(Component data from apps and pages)

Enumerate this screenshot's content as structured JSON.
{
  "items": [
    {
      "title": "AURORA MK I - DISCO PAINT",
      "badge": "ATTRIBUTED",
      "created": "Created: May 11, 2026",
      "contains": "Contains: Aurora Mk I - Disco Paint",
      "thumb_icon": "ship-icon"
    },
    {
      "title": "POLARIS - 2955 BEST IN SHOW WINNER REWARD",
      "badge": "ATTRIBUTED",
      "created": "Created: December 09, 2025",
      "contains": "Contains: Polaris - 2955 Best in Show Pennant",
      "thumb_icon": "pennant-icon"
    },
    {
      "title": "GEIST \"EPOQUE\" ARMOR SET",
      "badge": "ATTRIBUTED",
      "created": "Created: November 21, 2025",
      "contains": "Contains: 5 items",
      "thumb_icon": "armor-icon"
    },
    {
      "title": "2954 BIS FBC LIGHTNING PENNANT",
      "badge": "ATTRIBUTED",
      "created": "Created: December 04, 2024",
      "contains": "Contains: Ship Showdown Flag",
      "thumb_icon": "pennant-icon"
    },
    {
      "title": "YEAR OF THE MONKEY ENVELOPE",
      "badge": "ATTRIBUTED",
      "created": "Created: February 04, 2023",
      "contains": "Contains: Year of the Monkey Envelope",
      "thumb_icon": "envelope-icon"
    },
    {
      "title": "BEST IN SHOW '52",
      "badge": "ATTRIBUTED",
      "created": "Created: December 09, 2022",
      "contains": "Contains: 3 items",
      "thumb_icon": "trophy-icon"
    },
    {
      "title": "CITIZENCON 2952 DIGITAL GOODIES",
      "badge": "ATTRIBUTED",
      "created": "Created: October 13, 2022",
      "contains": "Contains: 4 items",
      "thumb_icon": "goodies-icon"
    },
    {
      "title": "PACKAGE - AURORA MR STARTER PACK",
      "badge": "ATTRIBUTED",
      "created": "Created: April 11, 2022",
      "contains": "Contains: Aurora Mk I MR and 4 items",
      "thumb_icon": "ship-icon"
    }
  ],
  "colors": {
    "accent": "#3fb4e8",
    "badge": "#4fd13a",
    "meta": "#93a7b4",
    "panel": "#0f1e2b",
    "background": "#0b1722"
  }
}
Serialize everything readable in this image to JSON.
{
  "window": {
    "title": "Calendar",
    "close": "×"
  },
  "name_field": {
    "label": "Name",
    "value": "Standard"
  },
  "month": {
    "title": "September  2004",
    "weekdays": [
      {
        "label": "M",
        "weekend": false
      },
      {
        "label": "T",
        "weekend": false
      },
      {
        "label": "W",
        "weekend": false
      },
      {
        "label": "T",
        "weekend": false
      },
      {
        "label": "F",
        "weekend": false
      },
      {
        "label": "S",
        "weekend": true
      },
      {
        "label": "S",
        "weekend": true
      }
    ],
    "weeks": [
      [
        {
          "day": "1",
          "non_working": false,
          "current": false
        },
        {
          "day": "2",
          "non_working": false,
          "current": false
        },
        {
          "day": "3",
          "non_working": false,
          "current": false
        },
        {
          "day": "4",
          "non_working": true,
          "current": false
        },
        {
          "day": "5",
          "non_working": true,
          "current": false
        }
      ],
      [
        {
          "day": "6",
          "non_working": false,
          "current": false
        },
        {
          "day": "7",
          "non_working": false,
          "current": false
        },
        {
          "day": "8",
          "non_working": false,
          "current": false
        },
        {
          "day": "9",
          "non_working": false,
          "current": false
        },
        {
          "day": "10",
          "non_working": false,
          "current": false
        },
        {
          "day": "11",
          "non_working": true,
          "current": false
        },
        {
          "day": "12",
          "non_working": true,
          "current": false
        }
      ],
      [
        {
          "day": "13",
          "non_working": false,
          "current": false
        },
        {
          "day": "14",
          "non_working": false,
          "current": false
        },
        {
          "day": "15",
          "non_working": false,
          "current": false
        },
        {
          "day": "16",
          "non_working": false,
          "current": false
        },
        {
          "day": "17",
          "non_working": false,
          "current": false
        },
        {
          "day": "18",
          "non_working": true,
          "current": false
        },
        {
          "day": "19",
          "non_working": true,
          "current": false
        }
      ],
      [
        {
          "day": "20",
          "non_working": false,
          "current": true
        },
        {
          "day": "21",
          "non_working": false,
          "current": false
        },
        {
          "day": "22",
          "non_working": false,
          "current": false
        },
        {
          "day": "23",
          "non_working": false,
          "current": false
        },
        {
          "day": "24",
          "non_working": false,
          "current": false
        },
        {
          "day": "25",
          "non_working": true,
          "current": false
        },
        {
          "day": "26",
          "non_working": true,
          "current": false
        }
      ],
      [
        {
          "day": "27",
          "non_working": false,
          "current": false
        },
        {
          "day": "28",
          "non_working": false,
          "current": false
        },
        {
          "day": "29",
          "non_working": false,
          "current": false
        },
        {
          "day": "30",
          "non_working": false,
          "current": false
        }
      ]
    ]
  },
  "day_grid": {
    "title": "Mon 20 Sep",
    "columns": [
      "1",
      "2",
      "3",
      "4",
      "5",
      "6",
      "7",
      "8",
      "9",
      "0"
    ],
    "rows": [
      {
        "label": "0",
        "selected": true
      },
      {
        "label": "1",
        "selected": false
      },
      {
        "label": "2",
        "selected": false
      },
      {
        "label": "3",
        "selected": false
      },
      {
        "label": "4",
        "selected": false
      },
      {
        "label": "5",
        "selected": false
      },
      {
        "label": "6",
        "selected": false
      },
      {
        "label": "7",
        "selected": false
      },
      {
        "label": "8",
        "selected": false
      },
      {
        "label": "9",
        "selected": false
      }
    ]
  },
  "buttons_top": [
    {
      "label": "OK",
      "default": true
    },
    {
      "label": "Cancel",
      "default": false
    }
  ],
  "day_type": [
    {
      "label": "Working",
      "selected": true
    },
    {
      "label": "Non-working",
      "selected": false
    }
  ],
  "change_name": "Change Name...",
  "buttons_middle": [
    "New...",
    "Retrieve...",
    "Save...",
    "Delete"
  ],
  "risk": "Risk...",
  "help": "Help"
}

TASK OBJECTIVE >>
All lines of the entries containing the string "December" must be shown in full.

TASK SOLUTION >>
      "created": "Created: December 09, 2025",
      "created": "Created: December 04, 2024",
      "created": "Created: December 09, 2022",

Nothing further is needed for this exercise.